1.

With the entry of Delaware senator and former Vice-President Joe Biden into the arena, the presidential race in our neighboring country promises a huge confrontation, power to power, between the Democrats and the Republicans.

No wonder. So far, President Donald Trump has overcome everyone in his rise to power, having benefited from the illegal activity of the Russians and their representatives in discrediting the campaign of his opponent, Hillary Clinton. He emerged unscathed from the investigation by Special Counsel Robert Mueller, who strangely was not able to provide documentary evidence of the elephant in the room, visible in the Russian connection, through dealings with emissaries and spies, the investigation leading to the conviction of campaign manager Paul Manafort, the meetings in the Trump Tower with members of his family, the firing of FBI Director James Comey for not being cooperative, the split with attorney Michael Cohen for payoffs to certain extramarital partners, and a long list of et ceteras.

2.

There all form a constellation of abuses and irregularities that, in the non-social media era, would surely have merited impeachment. Therefore, if the imperial presidency has demonstrated anything, it is a lack of respect for the Constitution and the laws when they conflict with the delirium of power.

This is different from the era of Richard Nixon or Bill Clinton – who both faced impeachment – because then, the press and electronic media were truly the Fourth Estate, which directed public opinion and constituted the guide for political behavior.

3.

Now, however, the social media, with its high speed and pervasiveness, and dominated by whoever has the most time and certain resources for disinformation and distortions of reality, surrender to someone like President Trump – skilled at managing post-truth and “alternative facts,” whose Twitter account is well aimed and scathing – who discredits and demolishes anyone he has to confront. Combined with the alliance between the dominant Wall Street consortia and those industries threatened by clean technology, Trump struts around as the defender of a United States threatened by open borders and free trade.

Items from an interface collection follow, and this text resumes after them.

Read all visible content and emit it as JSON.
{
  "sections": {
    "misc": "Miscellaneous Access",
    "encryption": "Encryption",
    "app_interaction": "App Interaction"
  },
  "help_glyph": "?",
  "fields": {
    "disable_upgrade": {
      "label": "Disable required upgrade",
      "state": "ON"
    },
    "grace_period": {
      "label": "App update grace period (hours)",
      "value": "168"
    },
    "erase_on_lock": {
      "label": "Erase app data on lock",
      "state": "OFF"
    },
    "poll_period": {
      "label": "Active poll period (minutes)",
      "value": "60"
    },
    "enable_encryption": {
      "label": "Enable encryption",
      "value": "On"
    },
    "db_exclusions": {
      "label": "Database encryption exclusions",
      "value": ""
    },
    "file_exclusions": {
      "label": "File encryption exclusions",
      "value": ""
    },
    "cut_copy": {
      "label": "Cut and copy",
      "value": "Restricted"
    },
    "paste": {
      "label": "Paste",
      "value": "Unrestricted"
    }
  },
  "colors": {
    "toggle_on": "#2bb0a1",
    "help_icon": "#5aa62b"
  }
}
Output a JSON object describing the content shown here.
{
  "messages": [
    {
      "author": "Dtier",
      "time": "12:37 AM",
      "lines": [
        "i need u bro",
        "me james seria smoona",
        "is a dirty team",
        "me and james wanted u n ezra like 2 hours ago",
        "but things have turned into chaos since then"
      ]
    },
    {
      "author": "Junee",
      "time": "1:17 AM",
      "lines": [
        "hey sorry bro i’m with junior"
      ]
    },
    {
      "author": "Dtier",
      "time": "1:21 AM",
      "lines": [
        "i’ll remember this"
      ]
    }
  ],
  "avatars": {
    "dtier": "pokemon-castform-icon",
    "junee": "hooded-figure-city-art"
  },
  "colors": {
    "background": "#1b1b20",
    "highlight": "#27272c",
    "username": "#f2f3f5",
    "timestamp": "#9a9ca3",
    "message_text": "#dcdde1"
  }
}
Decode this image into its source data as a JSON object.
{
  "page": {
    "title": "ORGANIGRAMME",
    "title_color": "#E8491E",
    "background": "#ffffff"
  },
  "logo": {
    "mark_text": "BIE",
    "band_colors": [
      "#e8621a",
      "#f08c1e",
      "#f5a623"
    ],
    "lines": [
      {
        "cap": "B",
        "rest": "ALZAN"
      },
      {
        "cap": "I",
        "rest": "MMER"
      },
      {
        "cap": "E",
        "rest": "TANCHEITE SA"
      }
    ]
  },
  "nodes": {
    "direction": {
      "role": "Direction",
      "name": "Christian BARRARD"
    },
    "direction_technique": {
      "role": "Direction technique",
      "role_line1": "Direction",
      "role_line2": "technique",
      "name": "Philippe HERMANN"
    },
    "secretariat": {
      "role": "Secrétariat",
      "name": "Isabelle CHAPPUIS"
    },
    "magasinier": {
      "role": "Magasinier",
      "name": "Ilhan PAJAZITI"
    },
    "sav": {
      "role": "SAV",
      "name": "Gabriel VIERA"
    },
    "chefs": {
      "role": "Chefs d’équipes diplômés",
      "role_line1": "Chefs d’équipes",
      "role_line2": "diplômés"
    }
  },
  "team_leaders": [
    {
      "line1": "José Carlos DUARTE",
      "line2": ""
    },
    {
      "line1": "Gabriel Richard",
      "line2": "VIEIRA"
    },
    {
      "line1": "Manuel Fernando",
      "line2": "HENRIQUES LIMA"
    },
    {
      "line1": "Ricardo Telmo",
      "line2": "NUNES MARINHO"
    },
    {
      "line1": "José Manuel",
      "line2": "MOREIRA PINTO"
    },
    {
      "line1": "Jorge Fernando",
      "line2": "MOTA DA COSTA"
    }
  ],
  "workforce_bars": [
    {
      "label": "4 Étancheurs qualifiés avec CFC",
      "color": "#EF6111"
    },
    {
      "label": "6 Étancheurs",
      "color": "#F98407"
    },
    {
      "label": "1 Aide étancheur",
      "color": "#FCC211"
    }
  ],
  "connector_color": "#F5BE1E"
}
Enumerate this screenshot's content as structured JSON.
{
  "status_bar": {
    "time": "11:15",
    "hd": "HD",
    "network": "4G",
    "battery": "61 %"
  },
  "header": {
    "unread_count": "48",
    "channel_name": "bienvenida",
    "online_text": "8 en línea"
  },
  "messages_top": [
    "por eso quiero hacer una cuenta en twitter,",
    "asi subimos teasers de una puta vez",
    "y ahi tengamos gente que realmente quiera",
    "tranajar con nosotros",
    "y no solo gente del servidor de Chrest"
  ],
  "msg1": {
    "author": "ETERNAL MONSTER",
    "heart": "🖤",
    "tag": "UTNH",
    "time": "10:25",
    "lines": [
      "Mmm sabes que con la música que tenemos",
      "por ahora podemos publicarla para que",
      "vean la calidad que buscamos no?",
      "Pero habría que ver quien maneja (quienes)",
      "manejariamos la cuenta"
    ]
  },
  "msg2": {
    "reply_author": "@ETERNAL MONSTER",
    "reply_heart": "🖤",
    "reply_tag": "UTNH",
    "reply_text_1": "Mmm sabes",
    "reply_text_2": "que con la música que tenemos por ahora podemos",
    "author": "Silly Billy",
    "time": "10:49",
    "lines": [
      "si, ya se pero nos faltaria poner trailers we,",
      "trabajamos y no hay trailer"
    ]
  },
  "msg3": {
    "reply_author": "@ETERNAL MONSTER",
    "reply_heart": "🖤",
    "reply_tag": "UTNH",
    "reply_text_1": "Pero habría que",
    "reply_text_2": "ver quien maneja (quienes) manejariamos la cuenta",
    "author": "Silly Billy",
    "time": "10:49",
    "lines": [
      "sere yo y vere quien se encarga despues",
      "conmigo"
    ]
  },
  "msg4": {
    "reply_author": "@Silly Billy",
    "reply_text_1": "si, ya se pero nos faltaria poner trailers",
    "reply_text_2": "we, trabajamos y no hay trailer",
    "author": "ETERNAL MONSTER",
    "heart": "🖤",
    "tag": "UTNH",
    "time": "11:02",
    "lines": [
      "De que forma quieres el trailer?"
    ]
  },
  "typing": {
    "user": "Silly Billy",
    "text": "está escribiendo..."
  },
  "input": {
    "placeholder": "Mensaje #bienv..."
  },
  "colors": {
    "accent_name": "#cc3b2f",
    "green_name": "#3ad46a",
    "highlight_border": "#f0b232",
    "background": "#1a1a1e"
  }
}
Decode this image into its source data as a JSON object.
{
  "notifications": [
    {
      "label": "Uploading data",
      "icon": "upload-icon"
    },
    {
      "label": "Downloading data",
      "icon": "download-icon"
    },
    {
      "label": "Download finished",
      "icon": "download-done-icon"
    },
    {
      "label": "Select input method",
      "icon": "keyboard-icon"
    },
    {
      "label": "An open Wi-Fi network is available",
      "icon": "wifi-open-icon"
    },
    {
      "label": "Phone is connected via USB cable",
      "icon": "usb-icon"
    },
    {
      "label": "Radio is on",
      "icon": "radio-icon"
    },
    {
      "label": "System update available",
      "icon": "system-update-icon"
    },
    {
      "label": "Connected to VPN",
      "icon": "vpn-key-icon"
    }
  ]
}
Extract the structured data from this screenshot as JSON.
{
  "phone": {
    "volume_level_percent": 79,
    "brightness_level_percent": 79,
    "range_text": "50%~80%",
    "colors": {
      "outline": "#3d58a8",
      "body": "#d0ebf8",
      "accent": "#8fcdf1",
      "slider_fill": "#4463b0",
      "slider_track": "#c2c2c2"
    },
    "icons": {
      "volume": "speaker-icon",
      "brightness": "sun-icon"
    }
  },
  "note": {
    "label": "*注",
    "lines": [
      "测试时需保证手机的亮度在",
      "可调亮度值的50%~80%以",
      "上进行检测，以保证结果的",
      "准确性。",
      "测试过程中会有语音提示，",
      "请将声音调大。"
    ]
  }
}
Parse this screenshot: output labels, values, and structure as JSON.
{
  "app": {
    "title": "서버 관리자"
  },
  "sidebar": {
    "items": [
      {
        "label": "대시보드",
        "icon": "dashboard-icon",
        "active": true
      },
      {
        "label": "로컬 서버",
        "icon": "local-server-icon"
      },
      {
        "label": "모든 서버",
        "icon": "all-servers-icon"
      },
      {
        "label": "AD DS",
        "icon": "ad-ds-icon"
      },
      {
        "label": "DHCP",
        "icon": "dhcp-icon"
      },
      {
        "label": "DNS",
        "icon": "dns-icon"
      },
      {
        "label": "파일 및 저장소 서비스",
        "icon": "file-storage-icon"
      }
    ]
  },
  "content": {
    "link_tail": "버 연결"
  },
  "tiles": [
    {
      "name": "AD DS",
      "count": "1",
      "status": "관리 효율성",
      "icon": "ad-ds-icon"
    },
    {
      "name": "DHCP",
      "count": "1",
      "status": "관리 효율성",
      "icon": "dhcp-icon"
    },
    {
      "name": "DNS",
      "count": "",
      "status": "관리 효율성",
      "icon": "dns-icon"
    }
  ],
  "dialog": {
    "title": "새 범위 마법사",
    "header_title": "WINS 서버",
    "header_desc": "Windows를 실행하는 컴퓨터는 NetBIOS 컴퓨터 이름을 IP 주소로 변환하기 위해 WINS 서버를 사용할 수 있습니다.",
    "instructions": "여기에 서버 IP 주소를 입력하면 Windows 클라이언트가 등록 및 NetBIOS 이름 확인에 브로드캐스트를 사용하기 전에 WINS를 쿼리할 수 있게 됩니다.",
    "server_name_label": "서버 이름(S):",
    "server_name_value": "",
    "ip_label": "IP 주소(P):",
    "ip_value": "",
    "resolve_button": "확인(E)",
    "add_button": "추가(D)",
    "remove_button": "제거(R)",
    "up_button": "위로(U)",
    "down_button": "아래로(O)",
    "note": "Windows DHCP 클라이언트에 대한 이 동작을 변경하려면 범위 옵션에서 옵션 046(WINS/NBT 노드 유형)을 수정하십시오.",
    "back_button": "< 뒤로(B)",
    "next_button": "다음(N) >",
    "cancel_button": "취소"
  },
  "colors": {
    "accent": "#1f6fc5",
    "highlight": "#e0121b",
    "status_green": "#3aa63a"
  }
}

Nationalist protectionism, which uses the slogan “Make America Great Again” to encourage the persecution of immigrants and the extortion of Mexico, gave him his current electoral base, between 35% and 40% of the possible vote.

4.

In light of that situation, the Democrats face various challenges. First, they must emerge united from the primary elections which have already begun. According to a survey from RealClearPolitics, of the 20 aspiring candidates, at least five have what it takes to fight for the nomination. Seventy-six-year-old Joe Biden has the Obama glow, with 30% of the possible vote. He is followed by Bernie Sanders, the senator from Vermont, and glorified as the choice of young voters. Further behind are Sen. Kamala Harris from California, with 8.3% of the vote, Sen. Elizabeth Warren from Massachusetts with 6.5%, and the popular Beto O’Rourke, who came close to defeating the Republican Ted Cruz in Texas, with 6.3%.

5.

The second challenge in resolving the primary unknowns will be constructing a platform that can withstand the venom and corrosion that Trump breathes into social media. It seems unlikely that Congress will vote for impeachment for obstructing justice — which is what the Mueller report successfully demonstrated. So, for this reason the contest will be about whether Trump deserves to continue his presidency. This is what Biden, Sanders, Harris, Warren, O’Rourke and other Democrats will have to confront: whether they allow their country to remain in its current medieval shadow, or return it to being a nation capable of propelling the world with humanism, innovation, skills, and setting an example.